Full evacuation involves complete evacuation of the building. Partial evacuation is when an emergency only affects part of the building, and requires a partial evacuation of the structure.
Tips for Apartment Emergency Preparedness
It's important that those responsible for a community's emergency plan do not neglect considering the requirements of "special needs" residents in their community during a crisis. Accommodations for evacuation of such residents, who could have limited mobility due to illness or who might be too young to follow an emergency plan, should be delineated while devising the emergency plan. Because of laws governing the disclosure of personal information, emergency providers such as firefighters or police officers cannot have a list before an emergency that informs them as to which residents of a building are disabled, Allen says.
But in the event of an emergency in the building, it is the responsibility of the property manager to immediately provide that information to emergency responders. Your game plan should also include phone numbers of potential service providers and other professionals you might need in the event of a crisis.
Read e-book Emergency Preparedness Techniques Every Apartment & Condo Dweller Must Know

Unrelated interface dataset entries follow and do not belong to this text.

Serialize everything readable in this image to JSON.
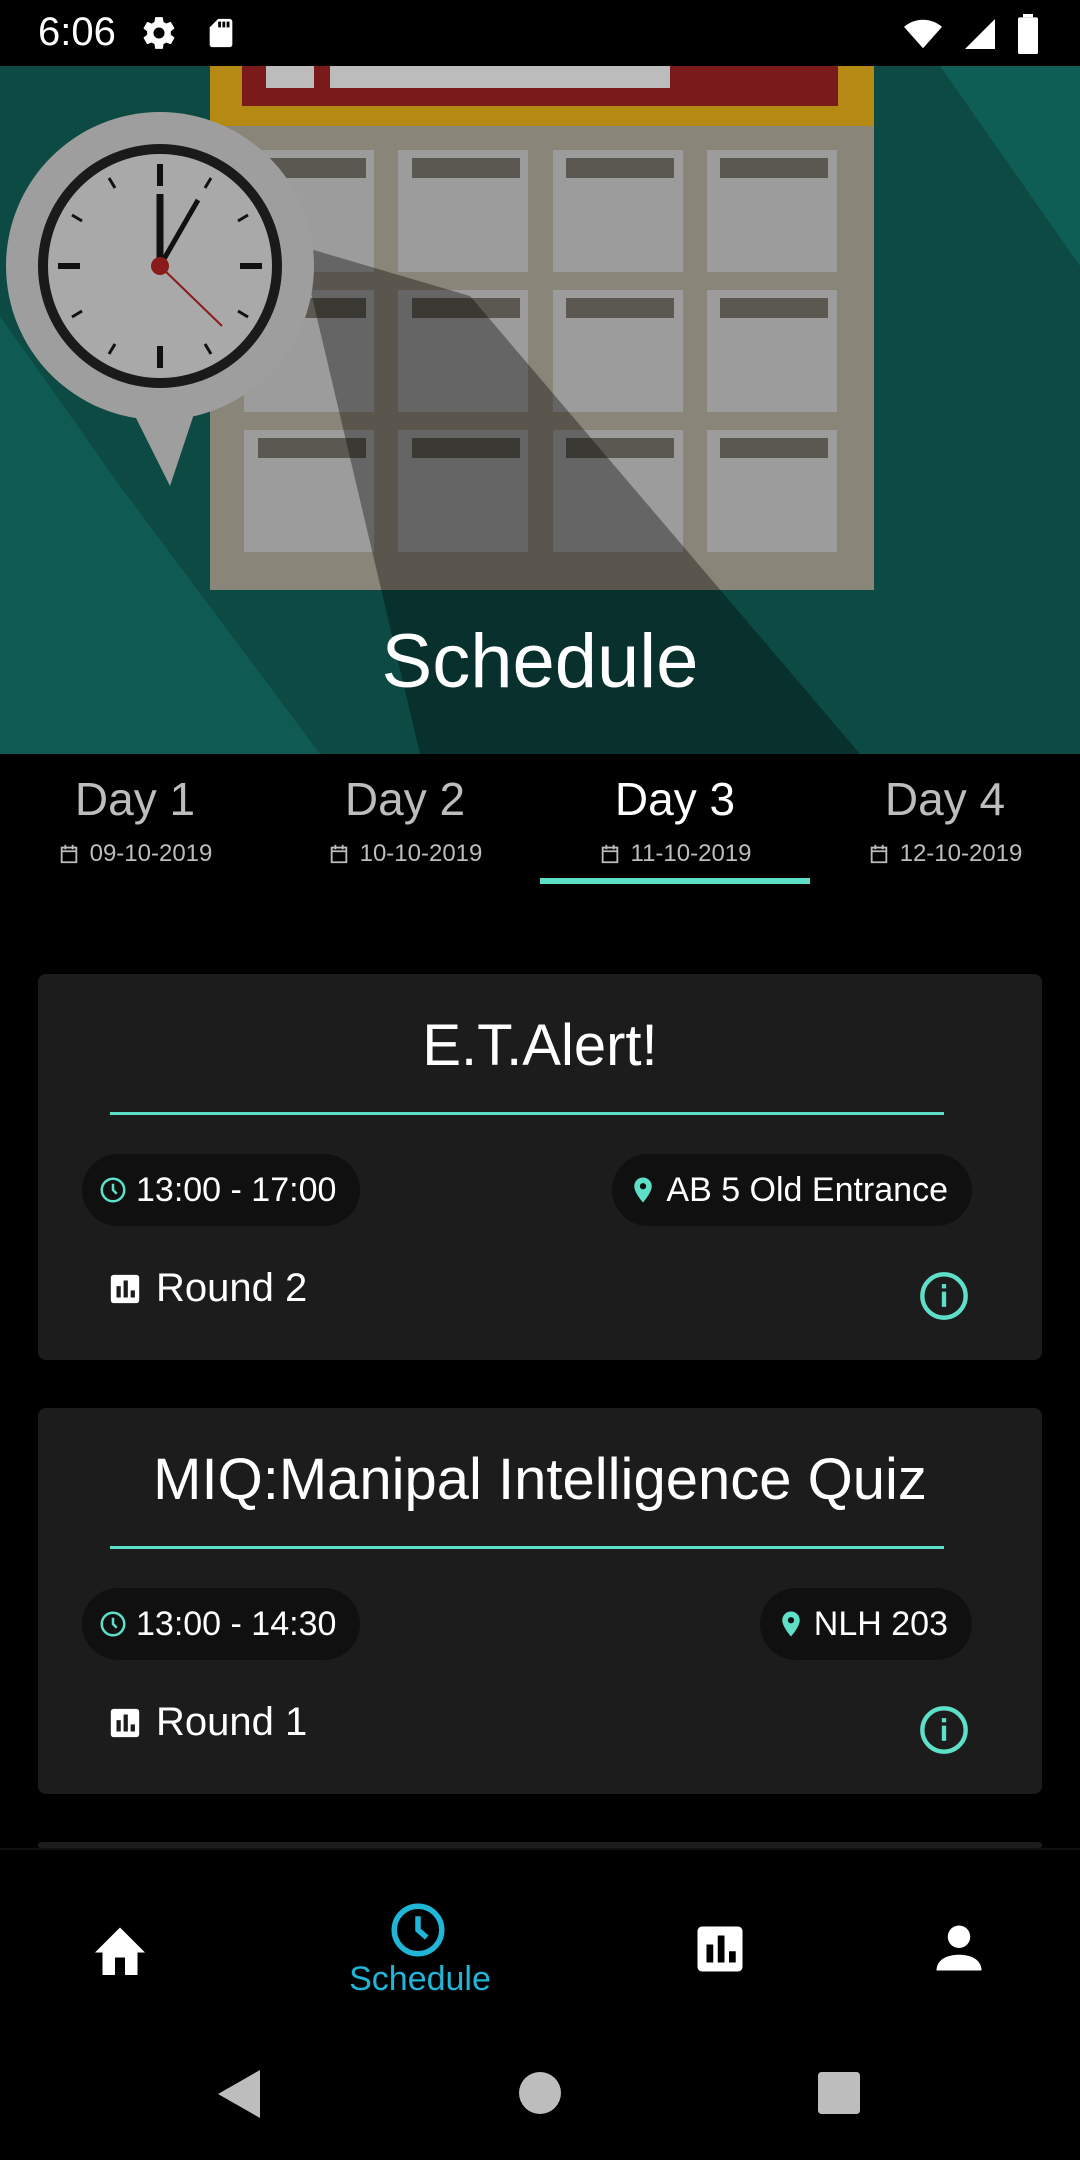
{
  "status_bar": {
    "time": "6:06",
    "icons_left": [
      "gear-icon",
      "sd-card-icon"
    ],
    "icons_right": [
      "wifi-icon",
      "signal-icon",
      "battery-icon"
    ]
  },
  "hero": {
    "title": "Schedule",
    "background_color": "#0d4a44"
  },
  "tabs": [
    {
      "label": "Day 1",
      "date": "09-10-2019",
      "active": false
    },
    {
      "label": "Day 2",
      "date": "10-10-2019",
      "active": false
    },
    {
      "label": "Day 3",
      "date": "11-10-2019",
      "active": true
    },
    {
      "label": "Day 4",
      "date": "12-10-2019",
      "active": false
    }
  ],
  "events": [
    {
      "title": "E.T.Alert!",
      "time": "13:00 - 17:00",
      "location": "AB 5 Old Entrance",
      "round": "Round 2"
    },
    {
      "title": "MIQ:Manipal Intelligence Quiz",
      "time": "13:00 - 14:30",
      "location": "NLH 203",
      "round": "Round 1"
    }
  ],
  "bottom_nav": {
    "items": [
      {
        "icon": "home-icon",
        "label": ""
      },
      {
        "icon": "clock-icon",
        "label": "Schedule",
        "active": true
      },
      {
        "icon": "bar-chart-icon",
        "label": ""
      },
      {
        "icon": "person-icon",
        "label": ""
      }
    ]
  },
  "system_nav": [
    "back-icon",
    "home-circle-icon",
    "recents-icon"
  ],
  "colors": {
    "accent_teal": "#5ee0c8",
    "nav_active": "#1fb6d8",
    "card_bg": "#1c1c1c"
  }
}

Someone posted in front directing those exiting and sharing information with responders will help. According to Cervelli, it is extremely important that you don't obsess about what you cannot control. Instead, focus your efforts on how to deal with the immediate needs of your residents. One necessary element of a good emergency management plan is making sure it provides for plenty of communication between those in charge and the residents.

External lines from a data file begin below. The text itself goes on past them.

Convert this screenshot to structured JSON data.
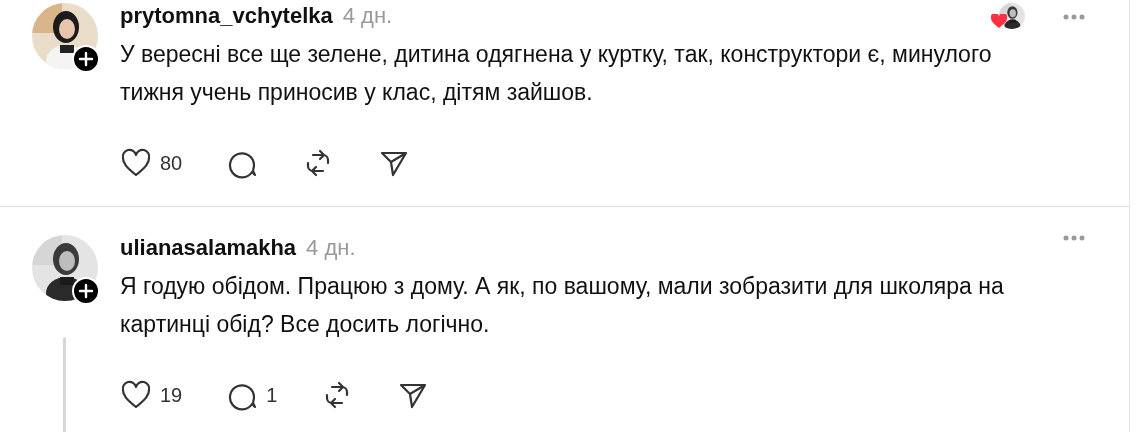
{
  "posts": [
    {
      "username": "prytomna_vchytelka",
      "time": "4 дн.",
      "text": "У вересні все ще зелене, дитина одягнена у куртку, так, конструктори є, минулого тижня учень приносив у клас, дітям зайшов.",
      "likes": "80",
      "liked_by_avatar": true,
      "thread_line": false
    },
    {
      "username": "ulianasalamakha",
      "time": "4 дн.",
      "text": "Я годую обідом. Працюю з дому. А як, по вашому, мали зобразити для школяра на картинці обід? Все досить логічно.",
      "likes": "19",
      "replies": "1",
      "liked_by_avatar": false,
      "thread_line": true
    }
  ]
}
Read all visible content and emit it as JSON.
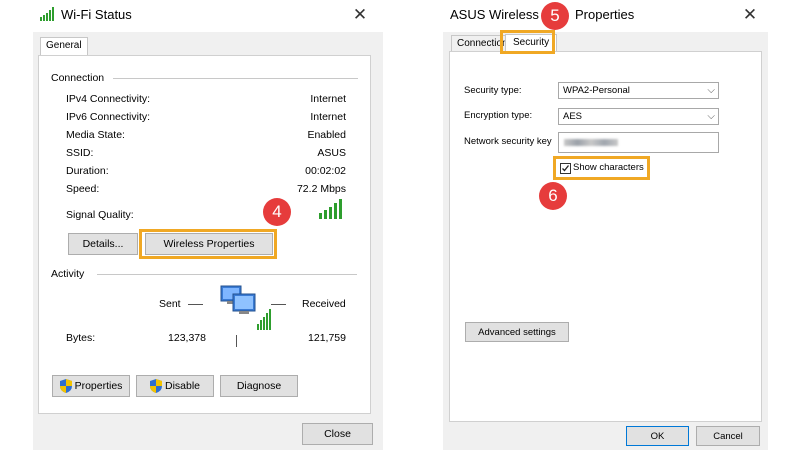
{
  "wifi_status": {
    "title": "Wi-Fi Status",
    "tab_general": "General",
    "connection_heading": "Connection",
    "rows": [
      {
        "label": "IPv4 Connectivity:",
        "value": "Internet"
      },
      {
        "label": "IPv6 Connectivity:",
        "value": "Internet"
      },
      {
        "label": "Media State:",
        "value": "Enabled"
      },
      {
        "label": "SSID:",
        "value": "ASUS"
      },
      {
        "label": "Duration:",
        "value": "00:02:02"
      },
      {
        "label": "Speed:",
        "value": "72.2 Mbps"
      }
    ],
    "signal_quality_label": "Signal Quality:",
    "details_button": "Details...",
    "wireless_properties_button": "Wireless Properties",
    "activity_heading": "Activity",
    "sent_label": "Sent",
    "received_label": "Received",
    "bytes_label": "Bytes:",
    "bytes_sent": "123,378",
    "bytes_received": "121,759",
    "properties_button": "Properties",
    "disable_button": "Disable",
    "diagnose_button": "Diagnose",
    "close_button": "Close"
  },
  "wireless_props": {
    "title_left": "ASUS Wireless Net",
    "title_right": "Properties",
    "tab_connection": "Connection",
    "tab_security": "Security",
    "security_type_label": "Security type:",
    "security_type_value": "WPA2-Personal",
    "encryption_type_label": "Encryption type:",
    "encryption_type_value": "AES",
    "network_key_label": "Network security key",
    "show_characters_label": "Show characters",
    "show_characters_checked": true,
    "advanced_settings_button": "Advanced settings",
    "ok_button": "OK",
    "cancel_button": "Cancel"
  },
  "badges": {
    "step4": "4",
    "step5": "5",
    "step6": "6"
  },
  "colors": {
    "highlight": "#f0a824",
    "badge": "#e63c3c",
    "signal": "#2e9e2e"
  },
  "icons": {
    "close": "close-icon",
    "signal": "signal-bars-icon",
    "network": "network-computers-icon",
    "shield": "uac-shield-icon",
    "dropdown": "chevron-down-icon",
    "check": "checkmark-icon"
  }
}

Nothing is scarier than… not knowing what's going on. A 'calling tree,' whereby community members call one another in the event of a problem, is one way. Another, more modern method is a phone notification service that dials multiple phone lines at once with crucial information. A growing trend in the property management arena, phone notification systems are a great way to keep residents apprised of what's going on—immediately. In an emergency, knowing what to do and how to react is more than half the battle.